STUDY MATERIAL:

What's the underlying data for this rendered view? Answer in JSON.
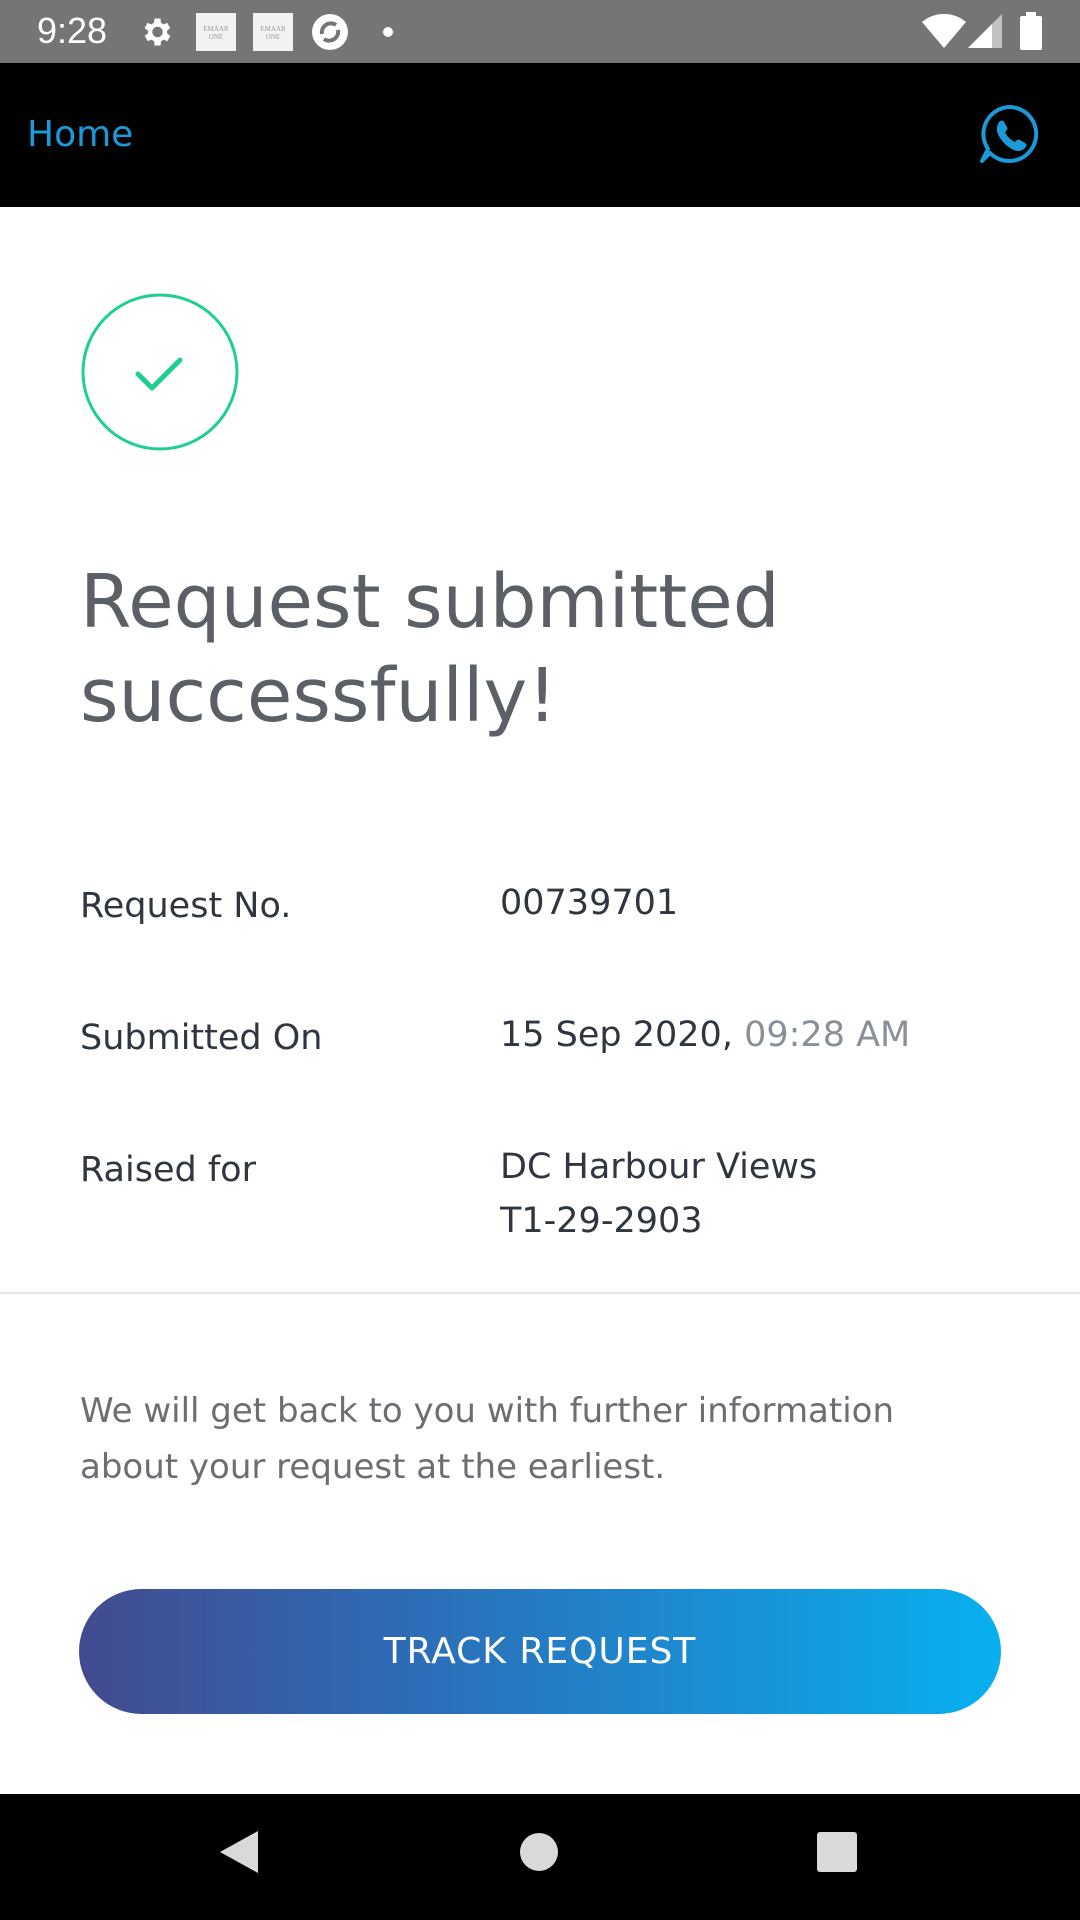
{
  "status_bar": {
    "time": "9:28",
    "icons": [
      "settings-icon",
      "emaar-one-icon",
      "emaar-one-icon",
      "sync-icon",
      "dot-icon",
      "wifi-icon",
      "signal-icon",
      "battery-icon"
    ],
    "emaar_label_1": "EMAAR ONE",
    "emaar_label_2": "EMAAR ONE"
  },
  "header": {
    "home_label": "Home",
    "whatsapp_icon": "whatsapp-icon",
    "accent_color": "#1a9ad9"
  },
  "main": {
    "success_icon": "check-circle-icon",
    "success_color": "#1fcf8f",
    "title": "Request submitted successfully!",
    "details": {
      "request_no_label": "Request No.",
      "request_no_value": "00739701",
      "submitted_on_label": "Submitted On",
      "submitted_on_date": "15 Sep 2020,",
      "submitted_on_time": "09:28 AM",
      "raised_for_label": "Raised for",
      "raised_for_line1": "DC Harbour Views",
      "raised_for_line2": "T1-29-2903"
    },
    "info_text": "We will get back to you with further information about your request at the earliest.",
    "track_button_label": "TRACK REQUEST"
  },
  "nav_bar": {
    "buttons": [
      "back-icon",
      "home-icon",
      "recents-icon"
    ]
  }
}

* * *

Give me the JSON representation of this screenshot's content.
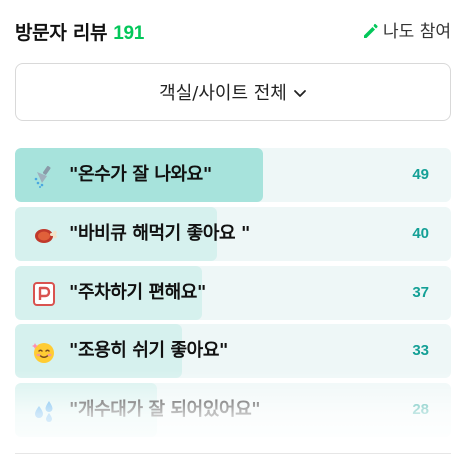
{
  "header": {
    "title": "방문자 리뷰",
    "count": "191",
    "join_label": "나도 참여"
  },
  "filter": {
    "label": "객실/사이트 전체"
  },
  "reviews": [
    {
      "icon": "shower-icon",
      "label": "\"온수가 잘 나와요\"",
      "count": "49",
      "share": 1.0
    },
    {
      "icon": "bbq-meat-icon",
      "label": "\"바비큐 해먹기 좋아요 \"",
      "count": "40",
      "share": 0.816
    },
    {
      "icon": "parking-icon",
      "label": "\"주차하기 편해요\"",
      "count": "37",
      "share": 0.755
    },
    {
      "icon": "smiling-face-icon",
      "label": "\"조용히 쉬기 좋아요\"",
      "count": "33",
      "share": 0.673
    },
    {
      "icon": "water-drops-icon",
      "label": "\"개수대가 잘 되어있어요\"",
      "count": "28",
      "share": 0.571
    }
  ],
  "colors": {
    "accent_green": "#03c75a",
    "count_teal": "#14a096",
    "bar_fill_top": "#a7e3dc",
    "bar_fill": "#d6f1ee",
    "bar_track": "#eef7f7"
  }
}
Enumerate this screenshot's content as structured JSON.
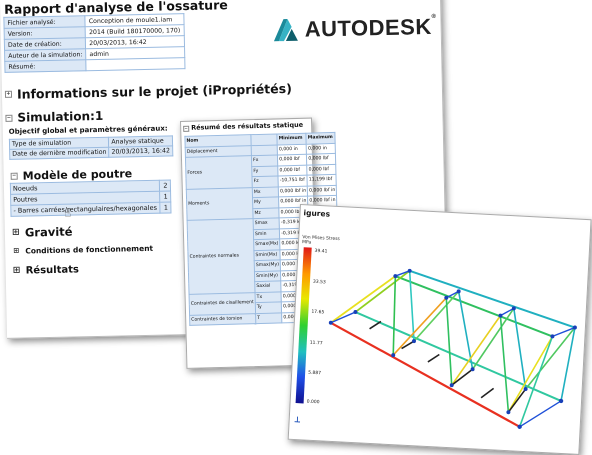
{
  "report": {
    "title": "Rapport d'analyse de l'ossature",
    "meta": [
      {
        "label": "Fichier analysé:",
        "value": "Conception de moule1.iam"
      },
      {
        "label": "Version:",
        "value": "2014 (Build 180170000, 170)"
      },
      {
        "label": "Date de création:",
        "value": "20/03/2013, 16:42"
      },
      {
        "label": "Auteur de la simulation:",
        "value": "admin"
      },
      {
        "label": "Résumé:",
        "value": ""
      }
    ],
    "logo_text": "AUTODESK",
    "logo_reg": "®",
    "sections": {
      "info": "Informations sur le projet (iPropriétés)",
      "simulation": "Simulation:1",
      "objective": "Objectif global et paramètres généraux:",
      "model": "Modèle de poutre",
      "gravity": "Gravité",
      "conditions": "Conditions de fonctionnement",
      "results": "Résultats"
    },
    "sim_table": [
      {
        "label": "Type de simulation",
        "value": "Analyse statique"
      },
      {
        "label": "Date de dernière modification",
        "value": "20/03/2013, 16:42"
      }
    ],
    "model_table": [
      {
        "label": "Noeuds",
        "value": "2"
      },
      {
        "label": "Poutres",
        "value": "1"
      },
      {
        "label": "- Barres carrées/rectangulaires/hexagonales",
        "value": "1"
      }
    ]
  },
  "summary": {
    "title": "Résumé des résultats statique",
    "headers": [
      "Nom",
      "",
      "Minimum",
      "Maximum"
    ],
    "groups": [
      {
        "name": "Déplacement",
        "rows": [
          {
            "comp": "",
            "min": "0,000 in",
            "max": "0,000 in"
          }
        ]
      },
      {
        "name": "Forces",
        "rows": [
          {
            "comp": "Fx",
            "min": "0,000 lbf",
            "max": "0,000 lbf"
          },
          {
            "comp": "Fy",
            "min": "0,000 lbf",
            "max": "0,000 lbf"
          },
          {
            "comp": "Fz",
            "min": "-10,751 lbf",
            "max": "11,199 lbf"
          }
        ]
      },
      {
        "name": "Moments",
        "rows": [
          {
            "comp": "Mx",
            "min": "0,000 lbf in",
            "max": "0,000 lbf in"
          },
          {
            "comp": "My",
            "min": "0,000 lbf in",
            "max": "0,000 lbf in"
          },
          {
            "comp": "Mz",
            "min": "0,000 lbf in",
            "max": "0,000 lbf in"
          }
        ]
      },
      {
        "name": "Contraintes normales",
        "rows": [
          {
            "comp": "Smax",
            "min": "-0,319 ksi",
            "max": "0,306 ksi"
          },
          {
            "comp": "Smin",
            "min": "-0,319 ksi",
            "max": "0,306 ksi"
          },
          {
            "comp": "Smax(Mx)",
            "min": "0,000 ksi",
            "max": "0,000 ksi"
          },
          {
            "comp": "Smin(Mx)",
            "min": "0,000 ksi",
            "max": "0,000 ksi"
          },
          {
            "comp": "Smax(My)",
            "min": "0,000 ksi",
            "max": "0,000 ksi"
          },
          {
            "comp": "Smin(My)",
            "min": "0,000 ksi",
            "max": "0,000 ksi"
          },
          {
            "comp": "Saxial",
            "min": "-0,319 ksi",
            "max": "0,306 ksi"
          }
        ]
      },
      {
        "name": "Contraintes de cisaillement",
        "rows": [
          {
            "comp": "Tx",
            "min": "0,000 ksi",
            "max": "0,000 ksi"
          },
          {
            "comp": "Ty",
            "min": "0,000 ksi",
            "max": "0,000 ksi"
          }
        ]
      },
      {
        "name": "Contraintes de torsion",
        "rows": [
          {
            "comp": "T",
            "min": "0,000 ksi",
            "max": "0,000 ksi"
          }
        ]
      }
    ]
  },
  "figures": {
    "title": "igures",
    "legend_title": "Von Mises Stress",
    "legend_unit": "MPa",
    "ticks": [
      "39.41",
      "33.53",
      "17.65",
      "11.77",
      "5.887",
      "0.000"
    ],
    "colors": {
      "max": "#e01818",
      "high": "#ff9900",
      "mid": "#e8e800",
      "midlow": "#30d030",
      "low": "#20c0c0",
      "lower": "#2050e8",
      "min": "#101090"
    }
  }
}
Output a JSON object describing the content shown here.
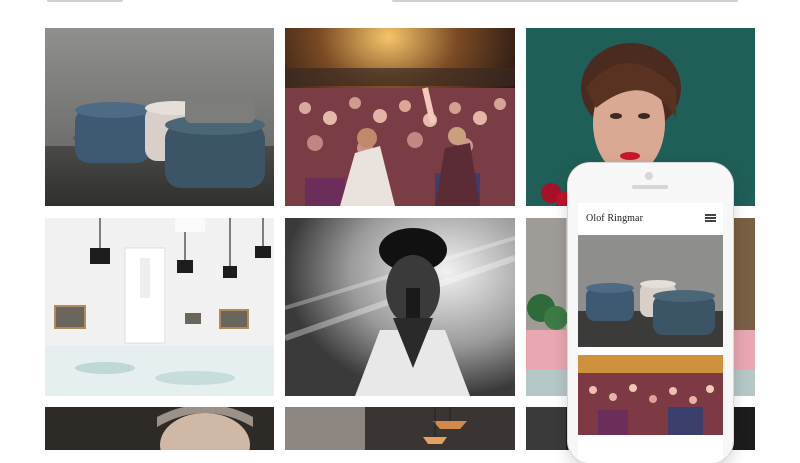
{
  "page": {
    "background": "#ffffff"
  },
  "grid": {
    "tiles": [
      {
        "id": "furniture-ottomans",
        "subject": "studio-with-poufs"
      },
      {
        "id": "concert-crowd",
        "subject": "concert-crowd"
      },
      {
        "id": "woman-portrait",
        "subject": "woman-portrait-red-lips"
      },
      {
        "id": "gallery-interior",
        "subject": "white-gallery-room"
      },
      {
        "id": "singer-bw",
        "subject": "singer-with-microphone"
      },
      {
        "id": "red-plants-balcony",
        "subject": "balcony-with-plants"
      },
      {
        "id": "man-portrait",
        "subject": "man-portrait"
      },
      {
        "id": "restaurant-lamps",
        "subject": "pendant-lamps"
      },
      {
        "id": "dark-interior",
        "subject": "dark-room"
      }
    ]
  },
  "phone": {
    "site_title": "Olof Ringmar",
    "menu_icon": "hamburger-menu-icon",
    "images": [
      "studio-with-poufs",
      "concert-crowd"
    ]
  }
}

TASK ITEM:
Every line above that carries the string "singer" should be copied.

TASK OUTPUT:
        "id": "singer-bw",
        "subject": "singer-with-microphone"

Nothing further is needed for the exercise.